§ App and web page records
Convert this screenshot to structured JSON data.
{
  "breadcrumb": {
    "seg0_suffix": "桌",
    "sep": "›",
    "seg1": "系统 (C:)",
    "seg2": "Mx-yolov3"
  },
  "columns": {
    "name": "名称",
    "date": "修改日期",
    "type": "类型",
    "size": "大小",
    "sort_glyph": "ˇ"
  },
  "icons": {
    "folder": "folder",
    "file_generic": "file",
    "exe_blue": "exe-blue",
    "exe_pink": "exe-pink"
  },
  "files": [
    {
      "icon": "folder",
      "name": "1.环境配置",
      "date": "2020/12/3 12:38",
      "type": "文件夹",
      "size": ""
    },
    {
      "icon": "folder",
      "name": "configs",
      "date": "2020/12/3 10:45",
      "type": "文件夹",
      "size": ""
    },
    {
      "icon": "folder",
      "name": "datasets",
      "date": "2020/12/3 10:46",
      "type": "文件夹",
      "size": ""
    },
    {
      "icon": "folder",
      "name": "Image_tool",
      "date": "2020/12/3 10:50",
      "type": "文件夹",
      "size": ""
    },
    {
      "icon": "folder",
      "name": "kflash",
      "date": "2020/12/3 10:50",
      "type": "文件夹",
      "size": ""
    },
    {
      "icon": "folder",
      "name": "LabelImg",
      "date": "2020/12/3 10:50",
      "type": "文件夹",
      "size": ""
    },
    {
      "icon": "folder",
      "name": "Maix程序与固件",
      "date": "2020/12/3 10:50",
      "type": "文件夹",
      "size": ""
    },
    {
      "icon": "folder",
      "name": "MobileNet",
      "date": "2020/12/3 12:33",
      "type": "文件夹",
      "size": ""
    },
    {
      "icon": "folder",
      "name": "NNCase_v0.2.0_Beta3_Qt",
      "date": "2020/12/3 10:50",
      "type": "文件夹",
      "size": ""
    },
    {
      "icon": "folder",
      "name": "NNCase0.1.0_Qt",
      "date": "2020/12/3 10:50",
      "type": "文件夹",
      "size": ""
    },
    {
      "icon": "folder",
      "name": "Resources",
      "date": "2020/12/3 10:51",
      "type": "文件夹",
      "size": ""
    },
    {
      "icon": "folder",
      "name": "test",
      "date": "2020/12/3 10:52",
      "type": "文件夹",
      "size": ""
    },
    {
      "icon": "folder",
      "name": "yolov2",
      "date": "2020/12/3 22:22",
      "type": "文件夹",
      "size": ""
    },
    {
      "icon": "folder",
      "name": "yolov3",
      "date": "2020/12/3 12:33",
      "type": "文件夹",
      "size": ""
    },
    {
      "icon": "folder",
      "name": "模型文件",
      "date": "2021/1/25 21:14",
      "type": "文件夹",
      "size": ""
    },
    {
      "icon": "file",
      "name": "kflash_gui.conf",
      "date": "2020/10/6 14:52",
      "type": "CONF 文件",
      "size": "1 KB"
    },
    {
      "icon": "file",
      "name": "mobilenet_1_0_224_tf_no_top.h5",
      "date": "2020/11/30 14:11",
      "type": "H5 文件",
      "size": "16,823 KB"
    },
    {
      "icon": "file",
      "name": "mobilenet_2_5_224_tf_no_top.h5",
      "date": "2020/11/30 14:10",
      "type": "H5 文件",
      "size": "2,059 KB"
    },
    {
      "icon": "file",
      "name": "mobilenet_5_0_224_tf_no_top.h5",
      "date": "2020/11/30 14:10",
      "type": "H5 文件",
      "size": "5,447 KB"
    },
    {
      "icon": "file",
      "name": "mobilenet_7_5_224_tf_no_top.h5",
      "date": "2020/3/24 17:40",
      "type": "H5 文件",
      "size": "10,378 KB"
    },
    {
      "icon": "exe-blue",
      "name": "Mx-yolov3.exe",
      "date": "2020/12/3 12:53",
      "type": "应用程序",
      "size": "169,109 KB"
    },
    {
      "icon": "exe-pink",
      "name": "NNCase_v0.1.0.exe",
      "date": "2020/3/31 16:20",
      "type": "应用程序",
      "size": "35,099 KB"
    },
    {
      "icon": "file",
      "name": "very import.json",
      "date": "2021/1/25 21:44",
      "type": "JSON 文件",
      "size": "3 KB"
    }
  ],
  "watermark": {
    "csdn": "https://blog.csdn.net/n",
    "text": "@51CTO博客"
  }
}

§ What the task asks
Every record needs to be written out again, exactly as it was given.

§ Task solution
Convert this screenshot to structured JSON data.
{
  "breadcrumb": {
    "seg0_suffix": "桌",
    "sep": "›",
    "seg1": "系统 (C:)",
    "seg2": "Mx-yolov3"
  },
  "columns": {
    "name": "名称",
    "date": "修改日期",
    "type": "类型",
    "size": "大小",
    "sort_glyph": "ˇ"
  },
  "icons": {
    "folder": "folder",
    "file_generic": "file",
    "exe_blue": "exe-blue",
    "exe_pink": "exe-pink"
  },
  "files": [
    {
      "icon": "folder",
      "name": "1.环境配置",
      "date": "2020/12/3 12:38",
      "type": "文件夹",
      "size": ""
    },
    {
      "icon": "folder",
      "name": "configs",
      "date": "2020/12/3 10:45",
      "type": "文件夹",
      "size": ""
    },
    {
      "icon": "folder",
      "name": "datasets",
      "date": "2020/12/3 10:46",
      "type": "文件夹",
      "size": ""
    },
    {
      "icon": "folder",
      "name": "Image_tool",
      "date": "2020/12/3 10:50",
      "type": "文件夹",
      "size": ""
    },
    {
      "icon": "folder",
      "name": "kflash",
      "date": "2020/12/3 10:50",
      "type": "文件夹",
      "size": ""
    },
    {
      "icon": "folder",
      "name": "LabelImg",
      "date": "2020/12/3 10:50",
      "type": "文件夹",
      "size": ""
    },
    {
      "icon": "folder",
      "name": "Maix程序与固件",
      "date": "2020/12/3 10:50",
      "type": "文件夹",
      "size": ""
    },
    {
      "icon": "folder",
      "name": "MobileNet",
      "date": "2020/12/3 12:33",
      "type": "文件夹",
      "size": ""
    },
    {
      "icon": "folder",
      "name": "NNCase_v0.2.0_Beta3_Qt",
      "date": "2020/12/3 10:50",
      "type": "文件夹",
      "size": ""
    },
    {
      "icon": "folder",
      "name": "NNCase0.1.0_Qt",
      "date": "2020/12/3 10:50",
      "type": "文件夹",
      "size": ""
    },
    {
      "icon": "folder",
      "name": "Resources",
      "date": "2020/12/3 10:51",
      "type": "文件夹",
      "size": ""
    },
    {
      "icon": "folder",
      "name": "test",
      "date": "2020/12/3 10:52",
      "type": "文件夹",
      "size": ""
    },
    {
      "icon": "folder",
      "name": "yolov2",
      "date": "2020/12/3 22:22",
      "type": "文件夹",
      "size": ""
    },
    {
      "icon": "folder",
      "name": "yolov3",
      "date": "2020/12/3 12:33",
      "type": "文件夹",
      "size": ""
    },
    {
      "icon": "folder",
      "name": "模型文件",
      "date": "2021/1/25 21:14",
      "type": "文件夹",
      "size": ""
    },
    {
      "icon": "file",
      "name": "kflash_gui.conf",
      "date": "2020/10/6 14:52",
      "type": "CONF 文件",
      "size": "1 KB"
    },
    {
      "icon": "file",
      "name": "mobilenet_1_0_224_tf_no_top.h5",
      "date": "2020/11/30 14:11",
      "type": "H5 文件",
      "size": "16,823 KB"
    },
    {
      "icon": "file",
      "name": "mobilenet_2_5_224_tf_no_top.h5",
      "date": "2020/11/30 14:10",
      "type": "H5 文件",
      "size": "2,059 KB"
    },
    {
      "icon": "file",
      "name": "mobilenet_5_0_224_tf_no_top.h5",
      "date": "2020/11/30 14:10",
      "type": "H5 文件",
      "size": "5,447 KB"
    },
    {
      "icon": "file",
      "name": "mobilenet_7_5_224_tf_no_top.h5",
      "date": "2020/3/24 17:40",
      "type": "H5 文件",
      "size": "10,378 KB"
    },
    {
      "icon": "exe-blue",
      "name": "Mx-yolov3.exe",
      "date": "2020/12/3 12:53",
      "type": "应用程序",
      "size": "169,109 KB"
    },
    {
      "icon": "exe-pink",
      "name": "NNCase_v0.1.0.exe",
      "date": "2020/3/31 16:20",
      "type": "应用程序",
      "size": "35,099 KB"
    },
    {
      "icon": "file",
      "name": "very import.json",
      "date": "2021/1/25 21:44",
      "type": "JSON 文件",
      "size": "3 KB"
    }
  ],
  "watermark": {
    "csdn": "https://blog.csdn.net/n",
    "text": "@51CTO博客"
  }
}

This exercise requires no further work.